The Reason For The Statute Of Limitations
Posted On behalf of Pfeifer Morgan & Stesiak on Jul 03, 2012 in Advice
We often discuss Indiana’s statute of limitations, and the importance of filing your suit in the courts before the two years after the incident elapse.
One of the most common questions about this statute that we receive is: why? What is the purpose of a law which prevents plaintiffs from getting the payments they may need in order to cope with the effects of their accident?
To non-experts, the statute often seems counterproductive. However, it is an important aspect of Indiana’s laws, and a part of the broader legal framework which allows for much-needed personal injury lawsuits in the first place.
So why does it exist?
Mainly, the statute serves to keep frivolous cases out of the courts. The logic is that a plaintiff who spends two years doing nothing to pursue a personal injury case must not be very certain of their right in the case.
Also, after two years, evidence for a case can have “gone cold,” and witnesses’ testimonies may be unreliable, due to shoddy memories. In short, the statute of limitations keeps the courts, which are already crowded, from being overcrowded by suits which are unlikely to resolve quickly and effectively.

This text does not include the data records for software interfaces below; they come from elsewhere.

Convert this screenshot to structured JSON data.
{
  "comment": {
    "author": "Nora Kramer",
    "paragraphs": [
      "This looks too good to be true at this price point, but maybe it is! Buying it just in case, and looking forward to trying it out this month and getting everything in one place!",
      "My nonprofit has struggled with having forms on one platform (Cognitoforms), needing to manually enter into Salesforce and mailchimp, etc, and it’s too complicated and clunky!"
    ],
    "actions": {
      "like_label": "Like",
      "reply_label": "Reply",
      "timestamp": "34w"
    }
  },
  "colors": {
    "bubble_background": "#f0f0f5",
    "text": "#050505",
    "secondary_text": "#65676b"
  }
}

The good news for you, the plaintiff, is that when you do file your suit within the statute of limitations, you get your case to court that much quicker.